      Re: NOVT: I’m not sure if that deck is quite on anyone’s current. It has always been a weird and likable amalgam of currents for me. I know what you mean about the Court crads–cutting my teeth on the NOVT is what taught me to start thinking of court cards as configurations of action rather than as characters (something like: Hounsi are patterns of reception, Mambos patterns of transformation, La Place’s patterns of opening, Houngans as patterns of control).
      Ian´s last blog post ..What is that thing that I do?

    6. KK
      September 15, 2013 at 3:59 am

      Well, the cards *can* be used in the way everybody normally uses them.
      But they weren’t made to do this originally.

      Funny, the first poster who comments puts up a blog post about 72.
      Bam…sync happening with nobody noticing.

      “As a portion of time gathered by Thoth, the path of Jacob’s ascent, and the names of God, they also give to time an order and a rhythm that disciplines the chaos. The time in which Sirius-Isis comes into her fullness, the intercalary days, are extracted according the power of 72 and it is through the application of God’s names that many Kabbaists undertake the healing of the world.Strange, isn’t it, that the disruption of the order and the repair of it occur under the same arc?”

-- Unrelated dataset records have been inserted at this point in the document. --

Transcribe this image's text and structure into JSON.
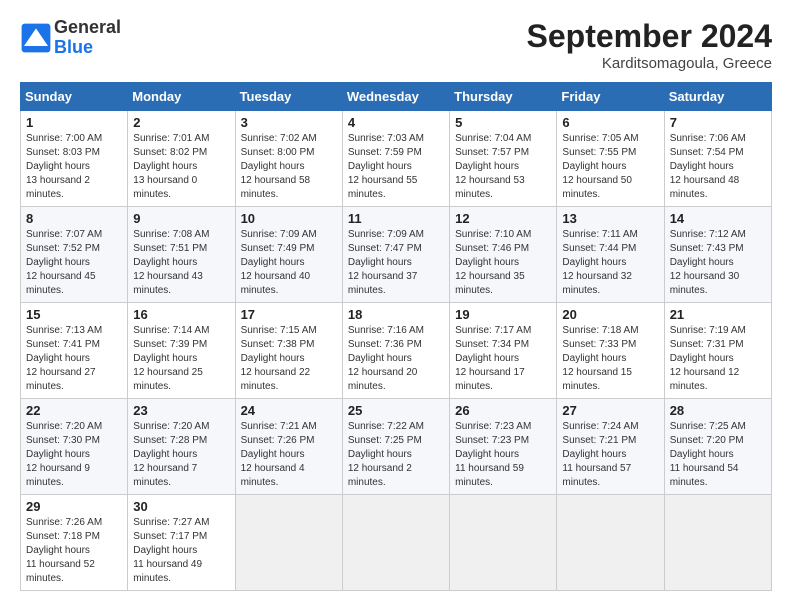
{
  "header": {
    "logo": {
      "general": "General",
      "blue": "Blue"
    },
    "title": "September 2024",
    "location": "Karditsomagoula, Greece"
  },
  "calendar": {
    "days_of_week": [
      "Sunday",
      "Monday",
      "Tuesday",
      "Wednesday",
      "Thursday",
      "Friday",
      "Saturday"
    ],
    "weeks": [
      [
        null,
        {
          "day": 2,
          "sunrise": "7:01 AM",
          "sunset": "8:02 PM",
          "daylight": "13 hours and 0 minutes."
        },
        {
          "day": 3,
          "sunrise": "7:02 AM",
          "sunset": "8:00 PM",
          "daylight": "12 hours and 58 minutes."
        },
        {
          "day": 4,
          "sunrise": "7:03 AM",
          "sunset": "7:59 PM",
          "daylight": "12 hours and 55 minutes."
        },
        {
          "day": 5,
          "sunrise": "7:04 AM",
          "sunset": "7:57 PM",
          "daylight": "12 hours and 53 minutes."
        },
        {
          "day": 6,
          "sunrise": "7:05 AM",
          "sunset": "7:55 PM",
          "daylight": "12 hours and 50 minutes."
        },
        {
          "day": 7,
          "sunrise": "7:06 AM",
          "sunset": "7:54 PM",
          "daylight": "12 hours and 48 minutes."
        }
      ],
      [
        {
          "day": 1,
          "sunrise": "7:00 AM",
          "sunset": "8:03 PM",
          "daylight": "13 hours and 2 minutes."
        },
        {
          "day": 9,
          "sunrise": "7:08 AM",
          "sunset": "7:51 PM",
          "daylight": "12 hours and 43 minutes."
        },
        {
          "day": 10,
          "sunrise": "7:09 AM",
          "sunset": "7:49 PM",
          "daylight": "12 hours and 40 minutes."
        },
        {
          "day": 11,
          "sunrise": "7:09 AM",
          "sunset": "7:47 PM",
          "daylight": "12 hours and 37 minutes."
        },
        {
          "day": 12,
          "sunrise": "7:10 AM",
          "sunset": "7:46 PM",
          "daylight": "12 hours and 35 minutes."
        },
        {
          "day": 13,
          "sunrise": "7:11 AM",
          "sunset": "7:44 PM",
          "daylight": "12 hours and 32 minutes."
        },
        {
          "day": 14,
          "sunrise": "7:12 AM",
          "sunset": "7:43 PM",
          "daylight": "12 hours and 30 minutes."
        }
      ],
      [
        {
          "day": 8,
          "sunrise": "7:07 AM",
          "sunset": "7:52 PM",
          "daylight": "12 hours and 45 minutes."
        },
        {
          "day": 16,
          "sunrise": "7:14 AM",
          "sunset": "7:39 PM",
          "daylight": "12 hours and 25 minutes."
        },
        {
          "day": 17,
          "sunrise": "7:15 AM",
          "sunset": "7:38 PM",
          "daylight": "12 hours and 22 minutes."
        },
        {
          "day": 18,
          "sunrise": "7:16 AM",
          "sunset": "7:36 PM",
          "daylight": "12 hours and 20 minutes."
        },
        {
          "day": 19,
          "sunrise": "7:17 AM",
          "sunset": "7:34 PM",
          "daylight": "12 hours and 17 minutes."
        },
        {
          "day": 20,
          "sunrise": "7:18 AM",
          "sunset": "7:33 PM",
          "daylight": "12 hours and 15 minutes."
        },
        {
          "day": 21,
          "sunrise": "7:19 AM",
          "sunset": "7:31 PM",
          "daylight": "12 hours and 12 minutes."
        }
      ],
      [
        {
          "day": 15,
          "sunrise": "7:13 AM",
          "sunset": "7:41 PM",
          "daylight": "12 hours and 27 minutes."
        },
        {
          "day": 23,
          "sunrise": "7:20 AM",
          "sunset": "7:28 PM",
          "daylight": "12 hours and 7 minutes."
        },
        {
          "day": 24,
          "sunrise": "7:21 AM",
          "sunset": "7:26 PM",
          "daylight": "12 hours and 4 minutes."
        },
        {
          "day": 25,
          "sunrise": "7:22 AM",
          "sunset": "7:25 PM",
          "daylight": "12 hours and 2 minutes."
        },
        {
          "day": 26,
          "sunrise": "7:23 AM",
          "sunset": "7:23 PM",
          "daylight": "11 hours and 59 minutes."
        },
        {
          "day": 27,
          "sunrise": "7:24 AM",
          "sunset": "7:21 PM",
          "daylight": "11 hours and 57 minutes."
        },
        {
          "day": 28,
          "sunrise": "7:25 AM",
          "sunset": "7:20 PM",
          "daylight": "11 hours and 54 minutes."
        }
      ],
      [
        {
          "day": 22,
          "sunrise": "7:20 AM",
          "sunset": "7:30 PM",
          "daylight": "12 hours and 9 minutes."
        },
        {
          "day": 30,
          "sunrise": "7:27 AM",
          "sunset": "7:17 PM",
          "daylight": "11 hours and 49 minutes."
        },
        null,
        null,
        null,
        null,
        null
      ],
      [
        {
          "day": 29,
          "sunrise": "7:26 AM",
          "sunset": "7:18 PM",
          "daylight": "11 hours and 52 minutes."
        },
        null,
        null,
        null,
        null,
        null,
        null
      ]
    ]
  }
}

      The cards are based on a game from India (4 kings), but had a specific “puzzle” encoded in them by the Greeks.

      God’s name indeed!

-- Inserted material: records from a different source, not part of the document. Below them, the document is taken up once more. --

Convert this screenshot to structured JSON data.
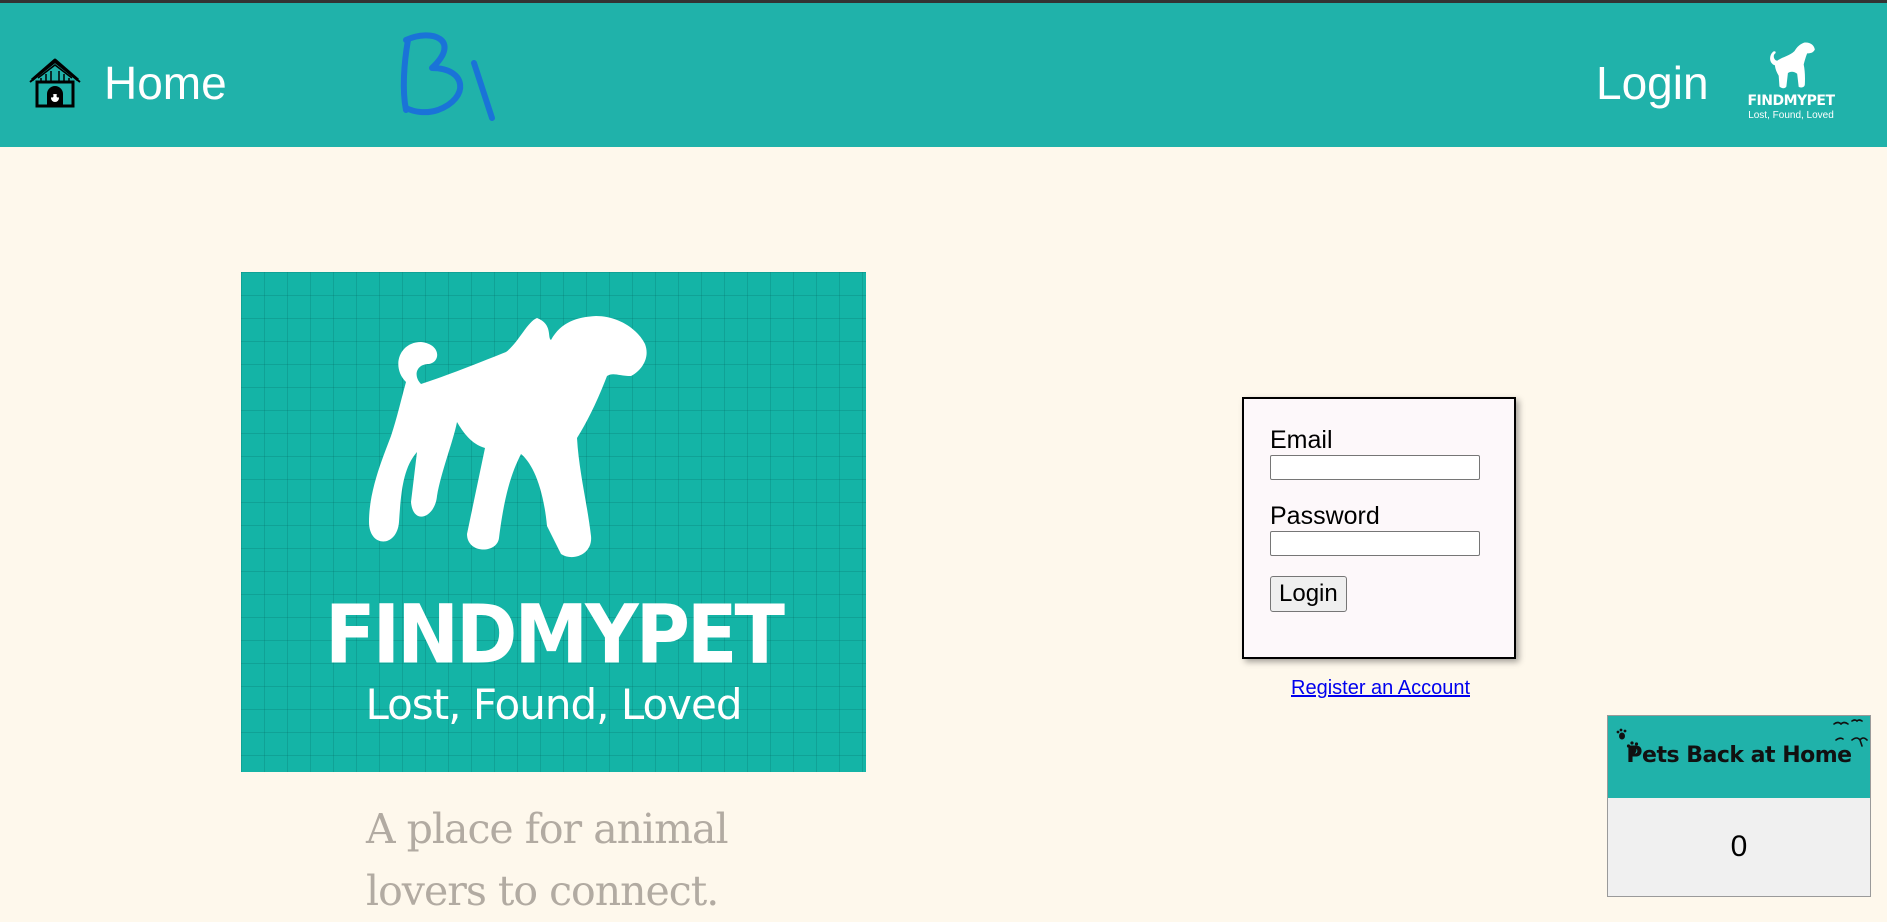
{
  "nav": {
    "home_label": "Home",
    "login_label": "Login",
    "logo": {
      "name": "FINDMYPET",
      "tagline": "Lost, Found, Loved"
    }
  },
  "hero": {
    "name": "FINDMYPET",
    "tagline": "Lost, Found, Loved",
    "description": "A place for animal lovers to connect."
  },
  "login_form": {
    "email_label": "Email",
    "email_value": "",
    "password_label": "Password",
    "password_value": "",
    "submit_label": "Login",
    "register_link": "Register an Account"
  },
  "counter": {
    "title": "Pets Back at Home",
    "value": "0"
  },
  "colors": {
    "nav_background": "#20b2aa",
    "page_background": "#fef8ec",
    "hero_background": "#14b4a6",
    "tagline_text": "#b2aba2",
    "link": "#0000ee",
    "scribble": "#1a73d8"
  },
  "icons": {
    "home": "doghouse-icon",
    "logo_dog": "dog-silhouette-icon",
    "counter_paws": "paw-prints-icon",
    "counter_birds": "birds-icon"
  }
}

      Origins of the Tarot Deck (1988):
      http://neros.lordbalto.com/AppendixC.htm

      I won’t (totally) spoil it for you. You’ll have to read the whole thing.
      Bonus: You get to find out where the number 666 crops up in our reality. It’s not from the Tarot though.

    7. Chris
      September 20, 2013 at 4:50 am

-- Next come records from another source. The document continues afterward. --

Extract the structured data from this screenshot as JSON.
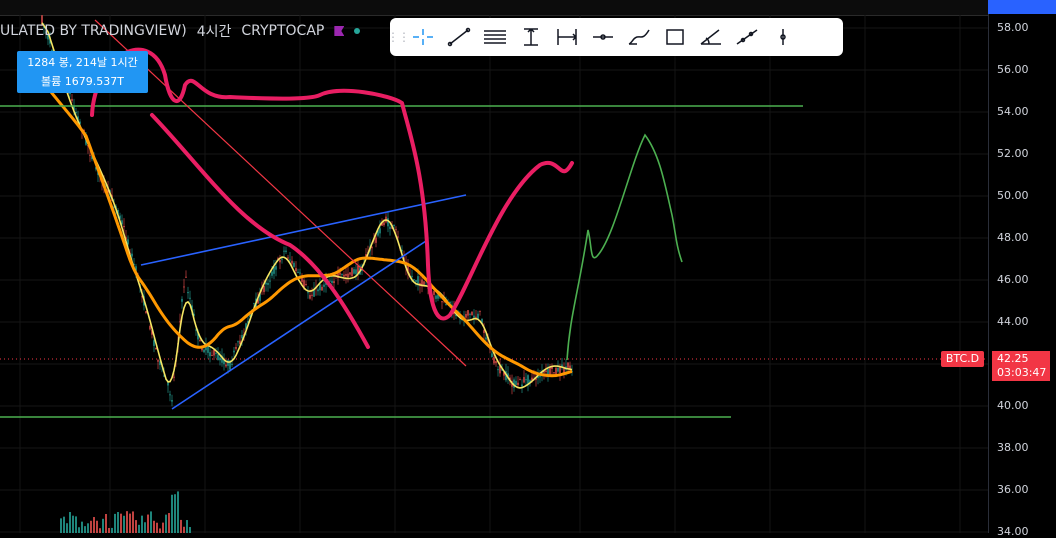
{
  "legend": {
    "title": "ULATED BY TRADINGVIEW)",
    "interval": "4시간",
    "exchange": "CRYPTOCAP"
  },
  "tooltip": {
    "line1": "1284 봉, 214날 1시간",
    "line2": "볼륨 1679.537T"
  },
  "toolbar": {
    "tools": [
      "crosshair-icon",
      "trend-line-icon",
      "parallel-channel-icon",
      "long-position-icon",
      "date-range-icon",
      "horizontal-ray-icon",
      "brush-icon",
      "rectangle-icon",
      "angle-icon",
      "extended-line-icon",
      "vertical-line-icon"
    ],
    "active": "crosshair-icon"
  },
  "axis": {
    "ticks": [
      "58.00",
      "56.00",
      "54.00",
      "52.00",
      "50.00",
      "48.00",
      "46.00",
      "44.00",
      "42.00",
      "40.00",
      "38.00",
      "36.00",
      "34.00"
    ]
  },
  "price": {
    "symbol": "BTC.D",
    "value": "42.25",
    "countdown": "03:03:47"
  },
  "colors": {
    "up": "#26a69a",
    "down": "#ef5350",
    "ma_fast": "#f5e663",
    "ma_slow": "#ff9800",
    "drawing_pink": "#e91e63",
    "drawing_green": "#4caf50",
    "drawing_blue": "#2962ff",
    "drawing_red": "#f23645",
    "price_tag": "#f23645"
  }
}
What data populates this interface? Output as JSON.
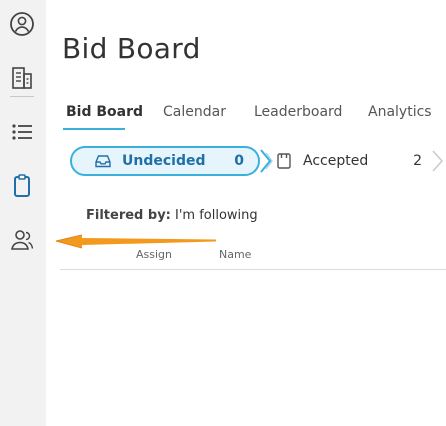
{
  "sidebar": {
    "icons": [
      "person-circle-icon",
      "building-icon",
      "list-icon",
      "clipboard-icon",
      "people-icon"
    ]
  },
  "header": {
    "title": "Bid Board"
  },
  "tabs": [
    {
      "label": "Bid Board",
      "active": true
    },
    {
      "label": "Calendar"
    },
    {
      "label": "Leaderboard"
    },
    {
      "label": "Analytics"
    }
  ],
  "stages": [
    {
      "label": "Undecided",
      "count": "0",
      "icon": "inbox-icon",
      "selected": true
    },
    {
      "label": "Accepted",
      "count": "2",
      "icon": "bracket-box-icon"
    }
  ],
  "filter": {
    "key": "Filtered by:",
    "value": "I'm following"
  },
  "table": {
    "columns": [
      "Assign",
      "Name"
    ]
  },
  "colors": {
    "accent": "#3cb0dc",
    "annotation_arrow": "#f39a1e",
    "sidebar_bg": "#f2f2f2"
  }
}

      Hey Gordon.

      You pulled out a big “aha” moment from me just now when you mentioned the tarot being a sort of spell kit or tool for manifestation as much as it is an interface through which you can get answers.. though correct me if I misinterpreted what you meant by that.

      But of course even in the case of the tarot being used for magic it makes sense.. the space-time fabric is still just a unit, a big old glob of both the tangible and abstract, form and essence giving out an illusion of diversity and maybe even time… said glob includes the tarot cards.. and while repetition throughout history deems the tarot as a divinatory thing, it’s also a set of symbols that resonate with, and can be used to manipulate, the things they represent… you know, kind of like in a spell.

      We know that the astral-light, as levi put it, dictates the shape in which a manifestation or event takes. Whether it’s a spell or a reading, I would say that what the tarot does is give you a sneak peak in how the astral light is forming, whether the designer of the end result is the magician or just the universe running its course.

      pardon the shmeel.. but I just wanted to know if I grasped the concept correctly.

    Leave a Reply

    Your email address will not be published. Required fields are marked *

    CommentLuv badge